    • In 2019, from the Intermediate-Range Nuclear Forces (INF) Treaty on grounds that Russia was violating it.
  • The remaining agreement, New START, will lapse in 2026
  • Russia de-ratified the CTBT to bring it on a par with the U.S
    • Raising concerns about the resumption of nuclear testing.

Why is the US-China rivalry different from the cold war?

  • The U.S. faces a more assertive China, determined to regain influence, regionally and globally.
  • Both economies are closely intertwined
  • China is an economic and technological peer rival.
  • China has resented the U.S.’s naval presence in the South China and East China Seas
  • Since the last Taiwan Strait crisis in 1996.
    • It has steadily built up its naval and missile capabilities.

 

Way Forward

  • The two nuclear hegemons shared a notion of ‘strategic stability’ based on assured second strike capability, guaranteed by the enormous arsenals that both had built up.
  • The U.S. is facing a new situation of two nuclear peer rivals who are exploring new roles for more usable weapons.
  • Russian nuclear saber rattling to warn the North Atlantic Treaty Organization and the U.S. against escalation in Ukraine has revived nuclear concerns.
  • Nuclear weapons technology is a 75-year-old technology:The U.S. has always had a pragmatic streak shaping its policy approaches.
  • The recent nuclear submarine AUKUS deal (Australia, U.S., U.K.) with Australia, a non-nuclear weapon state, is raising concerns in the NPT community.
  • Recent opinion polls indicate a 70% support for developing a national nuclear deterrent and 40% for reintroducing U.S. nuclear weapons (withdrawn in 1991) on its territory.

 

QUESTION FOR PRACTICE

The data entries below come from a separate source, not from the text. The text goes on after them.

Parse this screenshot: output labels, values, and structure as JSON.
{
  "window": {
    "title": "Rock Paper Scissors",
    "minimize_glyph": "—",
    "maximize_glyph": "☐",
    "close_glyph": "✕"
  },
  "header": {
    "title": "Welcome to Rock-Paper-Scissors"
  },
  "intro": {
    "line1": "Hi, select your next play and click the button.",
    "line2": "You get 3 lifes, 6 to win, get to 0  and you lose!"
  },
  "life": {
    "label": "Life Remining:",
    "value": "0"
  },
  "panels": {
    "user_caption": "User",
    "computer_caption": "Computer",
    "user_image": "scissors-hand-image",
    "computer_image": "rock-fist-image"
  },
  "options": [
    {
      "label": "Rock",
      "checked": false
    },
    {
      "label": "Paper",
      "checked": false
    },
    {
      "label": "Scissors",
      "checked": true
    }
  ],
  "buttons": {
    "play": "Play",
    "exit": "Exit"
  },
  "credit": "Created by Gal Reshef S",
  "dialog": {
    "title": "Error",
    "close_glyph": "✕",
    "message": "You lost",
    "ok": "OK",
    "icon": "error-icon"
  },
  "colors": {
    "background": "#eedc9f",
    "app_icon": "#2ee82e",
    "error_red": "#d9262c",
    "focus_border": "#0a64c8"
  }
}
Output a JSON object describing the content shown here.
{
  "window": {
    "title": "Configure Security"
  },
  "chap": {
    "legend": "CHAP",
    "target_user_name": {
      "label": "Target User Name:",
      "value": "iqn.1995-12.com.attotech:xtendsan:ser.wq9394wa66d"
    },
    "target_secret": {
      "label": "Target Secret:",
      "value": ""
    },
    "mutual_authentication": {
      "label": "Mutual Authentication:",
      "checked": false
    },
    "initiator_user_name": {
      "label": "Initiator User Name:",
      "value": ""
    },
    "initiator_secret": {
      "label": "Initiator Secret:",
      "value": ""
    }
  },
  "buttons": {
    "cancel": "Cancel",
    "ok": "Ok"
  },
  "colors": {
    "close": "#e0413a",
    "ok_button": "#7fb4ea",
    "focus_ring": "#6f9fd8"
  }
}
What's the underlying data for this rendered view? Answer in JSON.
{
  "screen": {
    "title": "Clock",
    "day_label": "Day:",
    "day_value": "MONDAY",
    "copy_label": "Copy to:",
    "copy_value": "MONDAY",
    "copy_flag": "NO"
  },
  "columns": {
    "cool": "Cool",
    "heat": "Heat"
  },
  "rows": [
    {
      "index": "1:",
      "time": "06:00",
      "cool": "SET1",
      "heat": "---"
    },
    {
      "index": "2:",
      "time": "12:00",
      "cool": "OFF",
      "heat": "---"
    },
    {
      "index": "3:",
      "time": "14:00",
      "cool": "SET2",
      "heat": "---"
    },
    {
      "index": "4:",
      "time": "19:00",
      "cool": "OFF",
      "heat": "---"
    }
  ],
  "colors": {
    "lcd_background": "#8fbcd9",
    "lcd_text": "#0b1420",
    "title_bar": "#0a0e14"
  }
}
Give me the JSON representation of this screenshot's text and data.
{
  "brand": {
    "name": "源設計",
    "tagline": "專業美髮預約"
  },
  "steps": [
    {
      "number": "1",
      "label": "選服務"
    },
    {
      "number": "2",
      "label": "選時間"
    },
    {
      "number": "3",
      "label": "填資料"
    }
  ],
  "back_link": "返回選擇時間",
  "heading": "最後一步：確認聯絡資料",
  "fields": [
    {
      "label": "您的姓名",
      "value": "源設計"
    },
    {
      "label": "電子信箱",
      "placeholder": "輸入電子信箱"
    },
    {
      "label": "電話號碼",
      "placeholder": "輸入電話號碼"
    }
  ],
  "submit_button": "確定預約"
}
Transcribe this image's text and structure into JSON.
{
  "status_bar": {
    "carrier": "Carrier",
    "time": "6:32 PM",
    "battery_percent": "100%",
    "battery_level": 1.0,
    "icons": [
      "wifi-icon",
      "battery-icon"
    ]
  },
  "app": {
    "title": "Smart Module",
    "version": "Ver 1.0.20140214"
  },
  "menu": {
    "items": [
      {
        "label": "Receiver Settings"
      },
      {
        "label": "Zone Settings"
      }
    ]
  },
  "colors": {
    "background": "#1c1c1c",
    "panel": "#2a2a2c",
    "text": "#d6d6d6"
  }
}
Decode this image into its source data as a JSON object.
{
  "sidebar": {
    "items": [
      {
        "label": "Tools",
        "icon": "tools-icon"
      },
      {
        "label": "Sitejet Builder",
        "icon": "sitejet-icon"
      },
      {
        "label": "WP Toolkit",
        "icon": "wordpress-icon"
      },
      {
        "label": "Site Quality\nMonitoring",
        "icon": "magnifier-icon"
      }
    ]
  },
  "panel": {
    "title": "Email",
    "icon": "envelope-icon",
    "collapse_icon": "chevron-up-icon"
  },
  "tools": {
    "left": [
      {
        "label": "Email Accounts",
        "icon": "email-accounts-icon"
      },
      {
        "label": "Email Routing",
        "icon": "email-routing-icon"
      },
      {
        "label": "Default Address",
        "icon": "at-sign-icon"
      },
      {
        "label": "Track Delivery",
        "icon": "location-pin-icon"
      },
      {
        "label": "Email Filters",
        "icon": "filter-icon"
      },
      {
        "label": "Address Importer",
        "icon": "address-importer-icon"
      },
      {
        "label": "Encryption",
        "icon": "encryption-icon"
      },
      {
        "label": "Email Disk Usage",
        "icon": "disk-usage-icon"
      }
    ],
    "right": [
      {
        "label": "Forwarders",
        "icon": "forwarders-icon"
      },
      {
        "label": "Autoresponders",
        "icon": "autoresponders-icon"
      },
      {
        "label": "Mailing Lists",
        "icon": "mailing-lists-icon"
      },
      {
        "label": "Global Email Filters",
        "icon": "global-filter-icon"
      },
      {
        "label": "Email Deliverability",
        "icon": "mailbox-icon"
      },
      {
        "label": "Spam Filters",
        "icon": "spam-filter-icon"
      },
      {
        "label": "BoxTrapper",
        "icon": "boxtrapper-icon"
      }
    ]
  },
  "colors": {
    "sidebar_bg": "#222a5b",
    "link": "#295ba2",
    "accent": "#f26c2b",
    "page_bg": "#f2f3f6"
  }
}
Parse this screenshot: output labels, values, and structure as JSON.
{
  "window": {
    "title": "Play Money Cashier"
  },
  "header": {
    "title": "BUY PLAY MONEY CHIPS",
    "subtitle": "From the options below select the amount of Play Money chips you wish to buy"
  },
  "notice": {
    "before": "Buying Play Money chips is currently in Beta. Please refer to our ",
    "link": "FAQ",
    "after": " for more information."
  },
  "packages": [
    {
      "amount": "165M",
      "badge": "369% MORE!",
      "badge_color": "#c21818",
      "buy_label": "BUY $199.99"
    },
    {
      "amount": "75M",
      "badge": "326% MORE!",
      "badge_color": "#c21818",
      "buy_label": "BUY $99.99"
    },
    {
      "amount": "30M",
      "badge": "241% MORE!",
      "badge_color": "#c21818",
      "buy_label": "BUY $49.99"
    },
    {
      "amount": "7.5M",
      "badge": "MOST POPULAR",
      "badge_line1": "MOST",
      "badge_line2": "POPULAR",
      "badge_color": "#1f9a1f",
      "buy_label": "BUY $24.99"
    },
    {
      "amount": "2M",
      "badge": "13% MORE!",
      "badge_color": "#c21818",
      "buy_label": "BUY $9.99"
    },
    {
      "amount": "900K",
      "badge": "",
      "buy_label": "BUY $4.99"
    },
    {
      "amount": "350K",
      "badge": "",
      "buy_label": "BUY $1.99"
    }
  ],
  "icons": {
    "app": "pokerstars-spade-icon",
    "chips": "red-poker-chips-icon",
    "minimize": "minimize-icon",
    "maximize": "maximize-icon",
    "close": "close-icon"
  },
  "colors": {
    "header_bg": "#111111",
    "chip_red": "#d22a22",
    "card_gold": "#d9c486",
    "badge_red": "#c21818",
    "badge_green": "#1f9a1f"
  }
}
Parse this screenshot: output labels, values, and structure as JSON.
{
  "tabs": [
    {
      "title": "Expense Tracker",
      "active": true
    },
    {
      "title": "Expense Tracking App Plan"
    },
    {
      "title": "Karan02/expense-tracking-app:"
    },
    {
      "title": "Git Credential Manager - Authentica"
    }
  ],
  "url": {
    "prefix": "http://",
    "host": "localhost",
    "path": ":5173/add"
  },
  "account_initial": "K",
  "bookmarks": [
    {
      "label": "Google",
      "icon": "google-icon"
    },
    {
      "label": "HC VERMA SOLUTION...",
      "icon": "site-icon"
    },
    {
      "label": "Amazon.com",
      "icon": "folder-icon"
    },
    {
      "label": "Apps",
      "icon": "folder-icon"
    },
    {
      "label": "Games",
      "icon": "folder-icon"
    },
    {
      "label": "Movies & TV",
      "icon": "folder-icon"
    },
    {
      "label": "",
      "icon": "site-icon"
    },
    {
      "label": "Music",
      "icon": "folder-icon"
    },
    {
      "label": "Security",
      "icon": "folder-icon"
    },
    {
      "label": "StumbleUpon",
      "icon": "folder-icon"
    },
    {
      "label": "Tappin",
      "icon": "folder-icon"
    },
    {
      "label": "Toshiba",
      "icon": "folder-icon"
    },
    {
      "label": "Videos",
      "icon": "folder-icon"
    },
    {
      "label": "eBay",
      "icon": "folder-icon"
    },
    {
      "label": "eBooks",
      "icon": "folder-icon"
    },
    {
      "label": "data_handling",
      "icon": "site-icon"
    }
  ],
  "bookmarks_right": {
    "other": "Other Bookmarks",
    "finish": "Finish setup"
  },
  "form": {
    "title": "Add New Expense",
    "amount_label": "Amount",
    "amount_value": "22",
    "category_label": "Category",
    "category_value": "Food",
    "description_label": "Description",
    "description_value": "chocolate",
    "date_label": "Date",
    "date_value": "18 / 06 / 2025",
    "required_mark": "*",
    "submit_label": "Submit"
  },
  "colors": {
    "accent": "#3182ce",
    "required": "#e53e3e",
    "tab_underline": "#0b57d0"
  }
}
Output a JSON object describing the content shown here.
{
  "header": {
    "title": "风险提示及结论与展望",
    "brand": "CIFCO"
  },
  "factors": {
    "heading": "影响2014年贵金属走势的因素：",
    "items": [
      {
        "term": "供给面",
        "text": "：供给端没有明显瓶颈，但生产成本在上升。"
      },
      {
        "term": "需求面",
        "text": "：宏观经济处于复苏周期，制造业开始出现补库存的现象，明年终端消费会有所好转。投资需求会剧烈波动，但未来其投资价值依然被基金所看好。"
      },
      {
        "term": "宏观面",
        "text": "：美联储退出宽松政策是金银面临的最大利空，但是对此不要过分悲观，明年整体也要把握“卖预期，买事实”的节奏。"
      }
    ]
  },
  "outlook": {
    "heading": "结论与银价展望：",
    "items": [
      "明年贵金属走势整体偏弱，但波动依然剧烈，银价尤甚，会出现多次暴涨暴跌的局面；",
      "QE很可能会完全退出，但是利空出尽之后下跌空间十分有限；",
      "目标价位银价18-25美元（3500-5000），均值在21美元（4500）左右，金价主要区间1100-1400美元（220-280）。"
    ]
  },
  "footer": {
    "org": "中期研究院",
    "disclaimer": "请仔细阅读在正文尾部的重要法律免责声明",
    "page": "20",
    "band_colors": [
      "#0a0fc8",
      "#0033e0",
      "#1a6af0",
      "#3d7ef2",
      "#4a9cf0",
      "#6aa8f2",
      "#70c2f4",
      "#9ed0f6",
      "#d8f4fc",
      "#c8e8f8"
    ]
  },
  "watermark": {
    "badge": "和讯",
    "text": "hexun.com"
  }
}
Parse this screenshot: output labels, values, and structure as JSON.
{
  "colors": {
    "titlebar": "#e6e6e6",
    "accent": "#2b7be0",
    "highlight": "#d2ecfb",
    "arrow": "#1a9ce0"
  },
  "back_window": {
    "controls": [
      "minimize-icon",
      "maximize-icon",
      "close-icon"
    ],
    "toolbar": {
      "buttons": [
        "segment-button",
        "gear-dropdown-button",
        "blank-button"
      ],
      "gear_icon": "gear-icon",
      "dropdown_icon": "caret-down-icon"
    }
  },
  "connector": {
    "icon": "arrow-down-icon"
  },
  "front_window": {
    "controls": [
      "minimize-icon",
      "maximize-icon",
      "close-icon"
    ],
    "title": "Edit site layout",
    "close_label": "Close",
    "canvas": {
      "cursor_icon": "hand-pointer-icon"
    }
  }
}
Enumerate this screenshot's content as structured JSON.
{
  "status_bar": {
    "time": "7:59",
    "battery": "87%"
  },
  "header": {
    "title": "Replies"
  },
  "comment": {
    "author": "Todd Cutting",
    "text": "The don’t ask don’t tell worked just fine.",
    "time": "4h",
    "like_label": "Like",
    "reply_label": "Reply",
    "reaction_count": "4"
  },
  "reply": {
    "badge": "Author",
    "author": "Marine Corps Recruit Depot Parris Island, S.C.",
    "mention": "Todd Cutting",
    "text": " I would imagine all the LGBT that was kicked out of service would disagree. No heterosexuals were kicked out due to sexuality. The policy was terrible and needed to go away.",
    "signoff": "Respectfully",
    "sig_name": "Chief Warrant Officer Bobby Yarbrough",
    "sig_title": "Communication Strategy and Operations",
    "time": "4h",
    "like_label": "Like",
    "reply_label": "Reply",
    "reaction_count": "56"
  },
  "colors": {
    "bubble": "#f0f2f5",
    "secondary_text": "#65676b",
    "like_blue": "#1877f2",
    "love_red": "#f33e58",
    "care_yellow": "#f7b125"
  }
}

The expansion and strengthening of NATO and a stronger US-Europe strategic partnership works well in India.’ What is your opinion about this statement? Give reasons and examples to support your answer.(UPSC 2023) (200 WORDS, 10 MARKS)